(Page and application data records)

-------

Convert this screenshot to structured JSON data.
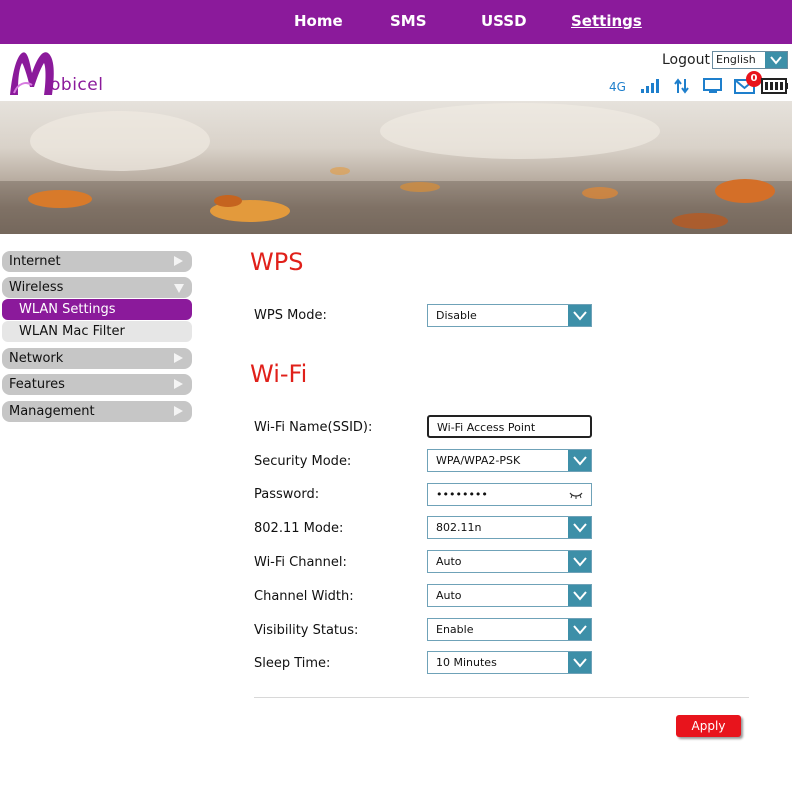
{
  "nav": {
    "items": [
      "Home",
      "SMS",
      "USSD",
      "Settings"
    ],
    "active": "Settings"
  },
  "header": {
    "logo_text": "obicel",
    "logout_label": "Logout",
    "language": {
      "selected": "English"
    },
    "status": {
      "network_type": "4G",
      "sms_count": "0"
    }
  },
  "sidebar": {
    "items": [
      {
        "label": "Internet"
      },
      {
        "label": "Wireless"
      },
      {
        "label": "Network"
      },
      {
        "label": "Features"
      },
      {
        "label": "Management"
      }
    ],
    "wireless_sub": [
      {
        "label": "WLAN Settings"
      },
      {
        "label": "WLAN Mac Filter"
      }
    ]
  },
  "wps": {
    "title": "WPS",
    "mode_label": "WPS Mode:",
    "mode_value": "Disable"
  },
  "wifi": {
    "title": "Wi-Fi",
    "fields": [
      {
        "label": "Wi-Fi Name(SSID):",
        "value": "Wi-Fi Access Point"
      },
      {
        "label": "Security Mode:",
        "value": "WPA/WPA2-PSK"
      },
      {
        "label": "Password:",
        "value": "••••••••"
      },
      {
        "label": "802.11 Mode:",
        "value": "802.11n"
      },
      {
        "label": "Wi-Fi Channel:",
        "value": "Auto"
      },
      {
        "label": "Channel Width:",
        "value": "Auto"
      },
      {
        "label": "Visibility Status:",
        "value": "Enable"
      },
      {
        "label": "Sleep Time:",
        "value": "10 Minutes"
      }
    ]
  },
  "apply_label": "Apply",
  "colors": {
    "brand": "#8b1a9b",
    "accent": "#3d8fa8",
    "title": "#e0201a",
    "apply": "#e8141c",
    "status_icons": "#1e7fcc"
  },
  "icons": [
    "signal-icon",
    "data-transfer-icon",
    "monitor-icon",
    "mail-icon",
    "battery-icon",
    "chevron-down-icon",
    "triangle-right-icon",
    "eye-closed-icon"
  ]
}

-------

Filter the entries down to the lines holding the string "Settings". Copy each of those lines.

      "Settings"
    "active": "Settings"
        "label": "WLAN Settings"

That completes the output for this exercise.